The incomparable Sammo Hung directs and stars in this spectacular Vietnam war action epic, critically acclaimed by many as Hung's finest work. Three years after the Vietnam war ends, a group of Chinese convicts are recruited by the US army to return to Vietnam. Their mission - to destroy a missilie ammunition dump left behind by the marines before it falls into the Vietcong's hands. With the vicious enemy in hot pursuit, this bunch of misfits must rely on their firepower - and themselves - to accomplish their mission, and to get out of the treacherous jungle alive.
While watching Eastern Condors one thing was very apparent as the action was played out in front of me - that this was a very brutal and violent film. This wasn't a real shock to me for the viewing that lead to this review, but I do remember the first time I wathced this film and being a bit gobsmacked by the brutality of the violence. I guess it is because I've generally been use to Sammo's Three Brothers films, and given that Yuen Biao is also in this film, I wasn't expecting the brutality to be at the level that appears here. Where was the comedy, the slapstick? However, as the film progressed I realised I was being treated to a more serious film than I was used to from these guys, and the cold brutality helped hammer home the power of the film. Don't misinterpret that last statement as meaning that there is some deep, powerful meaning or story in the film - there isn't. Eastern Condors is a straight forward action film with a very simple plot, but also with a lot of brilliantly choreographed and well executed action set pieces.
It takes a short while before the action really kicks in, but once it does it barely relents until the end of the film, giving the viewer only small rest-bites. The action comes in all varieties, from the basic guns blazing, to weapons fights, to good old hand to hand martials combat. Where virtually all of it differs to other typical action films is that the violence and action here mostly isn't choreographed to look pretty and stylish, it is brutal and pragmatic, with the enemy usually being killed as quickly as possible. Being a great fan of martial arts fighting
in films, having generally shorter fights with most enemies didn't lessen my enjoyment of the fights. Instead it heightened it as I was seeing a different style of moves being utilised in the fights and they were still very entertaining.
Despite the generally shorter fights with the enemies in most of the film, the standard longer, more epic fights still occur at the end of the film between the main heroes and the main bad guy and his best soldier. It was at this stage that something else surprised me the very first time I watched this film. This was the first film I'd ever seen Yuen Wah in, and as such had no idea that he was a good martial artist. In the film he looks skinny and weak and I never imagined what he would be capable of. Obviously if I had thought about it I should have known that the cold heartless bad guy would definitely be the toughest of them all, but I didn't think, I just judged by appearances - as did Yuen Biao's character in the film! I was amazed with the speed of Wah's first move in his fight with Biao and from then on it was excellent fighting!

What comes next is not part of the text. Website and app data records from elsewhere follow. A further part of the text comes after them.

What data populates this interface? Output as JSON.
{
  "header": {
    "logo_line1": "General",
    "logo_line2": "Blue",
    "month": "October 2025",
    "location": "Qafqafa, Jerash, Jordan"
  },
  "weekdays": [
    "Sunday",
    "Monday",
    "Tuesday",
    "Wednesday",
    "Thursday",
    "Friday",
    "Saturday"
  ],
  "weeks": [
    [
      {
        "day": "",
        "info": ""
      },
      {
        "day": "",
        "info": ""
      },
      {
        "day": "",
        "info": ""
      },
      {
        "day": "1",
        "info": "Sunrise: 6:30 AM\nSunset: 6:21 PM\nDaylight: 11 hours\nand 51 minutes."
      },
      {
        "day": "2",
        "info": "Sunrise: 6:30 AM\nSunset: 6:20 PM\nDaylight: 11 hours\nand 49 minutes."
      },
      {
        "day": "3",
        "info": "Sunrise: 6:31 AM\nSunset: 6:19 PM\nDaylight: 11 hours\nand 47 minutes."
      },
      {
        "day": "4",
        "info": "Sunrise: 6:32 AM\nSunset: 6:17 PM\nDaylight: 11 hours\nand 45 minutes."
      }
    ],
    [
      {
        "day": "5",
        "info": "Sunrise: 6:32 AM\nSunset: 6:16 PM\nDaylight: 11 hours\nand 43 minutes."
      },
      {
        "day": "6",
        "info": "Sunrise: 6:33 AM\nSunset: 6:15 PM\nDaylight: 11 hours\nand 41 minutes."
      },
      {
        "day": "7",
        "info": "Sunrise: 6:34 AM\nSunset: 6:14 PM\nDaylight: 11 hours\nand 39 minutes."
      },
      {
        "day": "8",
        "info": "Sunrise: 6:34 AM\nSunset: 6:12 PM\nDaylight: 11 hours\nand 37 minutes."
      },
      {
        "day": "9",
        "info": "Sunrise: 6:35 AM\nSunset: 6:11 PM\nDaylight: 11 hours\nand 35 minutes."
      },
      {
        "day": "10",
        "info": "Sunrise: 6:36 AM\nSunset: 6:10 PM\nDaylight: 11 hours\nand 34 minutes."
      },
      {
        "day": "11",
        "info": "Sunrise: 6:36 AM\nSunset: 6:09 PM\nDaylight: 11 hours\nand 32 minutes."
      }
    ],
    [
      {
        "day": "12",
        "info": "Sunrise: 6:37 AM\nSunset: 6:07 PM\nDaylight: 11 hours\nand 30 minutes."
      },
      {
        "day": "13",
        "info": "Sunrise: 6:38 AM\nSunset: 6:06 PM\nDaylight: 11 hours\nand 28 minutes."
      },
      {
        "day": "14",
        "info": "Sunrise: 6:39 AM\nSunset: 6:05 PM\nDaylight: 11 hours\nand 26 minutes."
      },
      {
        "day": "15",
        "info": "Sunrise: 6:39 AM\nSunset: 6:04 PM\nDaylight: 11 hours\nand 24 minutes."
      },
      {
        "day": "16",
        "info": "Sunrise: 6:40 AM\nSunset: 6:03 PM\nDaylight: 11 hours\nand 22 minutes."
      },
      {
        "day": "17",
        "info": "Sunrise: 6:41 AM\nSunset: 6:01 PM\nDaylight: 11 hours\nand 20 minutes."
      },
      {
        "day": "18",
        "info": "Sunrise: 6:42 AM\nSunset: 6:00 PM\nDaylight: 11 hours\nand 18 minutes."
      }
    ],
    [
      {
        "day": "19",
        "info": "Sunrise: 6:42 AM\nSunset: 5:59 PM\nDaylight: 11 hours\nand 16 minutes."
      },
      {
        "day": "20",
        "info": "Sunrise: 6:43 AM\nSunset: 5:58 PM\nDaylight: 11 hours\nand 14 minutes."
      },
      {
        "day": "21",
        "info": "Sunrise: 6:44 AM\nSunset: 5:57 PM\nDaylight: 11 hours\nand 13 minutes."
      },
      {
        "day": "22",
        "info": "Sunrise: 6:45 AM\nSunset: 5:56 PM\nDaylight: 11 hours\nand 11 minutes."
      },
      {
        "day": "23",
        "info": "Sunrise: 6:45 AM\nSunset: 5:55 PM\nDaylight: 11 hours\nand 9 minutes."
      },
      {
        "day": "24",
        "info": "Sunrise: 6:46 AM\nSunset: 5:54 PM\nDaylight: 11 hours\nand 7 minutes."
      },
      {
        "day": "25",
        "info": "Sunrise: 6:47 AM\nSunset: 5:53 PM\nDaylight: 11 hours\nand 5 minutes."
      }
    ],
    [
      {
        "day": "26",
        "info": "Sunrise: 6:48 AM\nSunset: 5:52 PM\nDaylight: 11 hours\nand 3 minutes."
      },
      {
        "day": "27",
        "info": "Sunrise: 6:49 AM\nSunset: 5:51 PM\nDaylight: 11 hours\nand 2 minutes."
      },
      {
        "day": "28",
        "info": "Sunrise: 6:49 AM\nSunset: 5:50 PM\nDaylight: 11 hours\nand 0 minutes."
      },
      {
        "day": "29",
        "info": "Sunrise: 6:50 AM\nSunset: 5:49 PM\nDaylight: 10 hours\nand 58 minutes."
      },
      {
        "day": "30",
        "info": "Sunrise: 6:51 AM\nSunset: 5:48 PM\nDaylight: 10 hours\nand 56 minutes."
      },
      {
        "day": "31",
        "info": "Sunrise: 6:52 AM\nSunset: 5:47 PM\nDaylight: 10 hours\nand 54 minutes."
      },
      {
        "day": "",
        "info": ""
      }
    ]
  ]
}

I've mentioned a few times that the film is very brutal and indeed it was this aspect that stuck with me the most once the film was over. The Russian Roullette scene with the children and the emotionless way in which the guerillas despatch with the spy in the group were scenes that left me wide eyed and jaw dropped. Eastern Condors isn't shy on using gore either, with many healthy doses of blood splattering and severing. Despite all this, none of it ever comes across as gratuitous as the setting of the film is in Vietnam shortly after the end of the Vietnam war. EVen though the war is officially over, for the make-shift soldiers sent there, it is well and truely still underway, and the war setting seems to help take any emotion out of all the killing.
There are very few things about Eastern Condors that I didn't like, but one of them was something that has plagued so many Hong Kong films over the years - misplaced humour. In a serious, violent action film like this, why try and have stupid comedy scenes? They are completely out of tone for the film, don't relieve any tension and just leave a sour memory. Fortunately, while they still exist, they aren't as frequent or as slapstick as they have been in other films, but Eastern Condors could still certainly have done without them.
Overall Eastern Condors is an outstanding, violent action film. The martial arts is expertly choreographed, the gun fights are brutal, even if the enemies seem to get killed a little too easily, and once it gets going the pace of the film rarely relents. It may be a little too brutal for some people's liking in some places, but I found this aspect to be a bit of a reality check to being more akin to the real world in war. In my view Eastern Condors is definitely one of the best, if not the best, films Sammo Hung has ever made.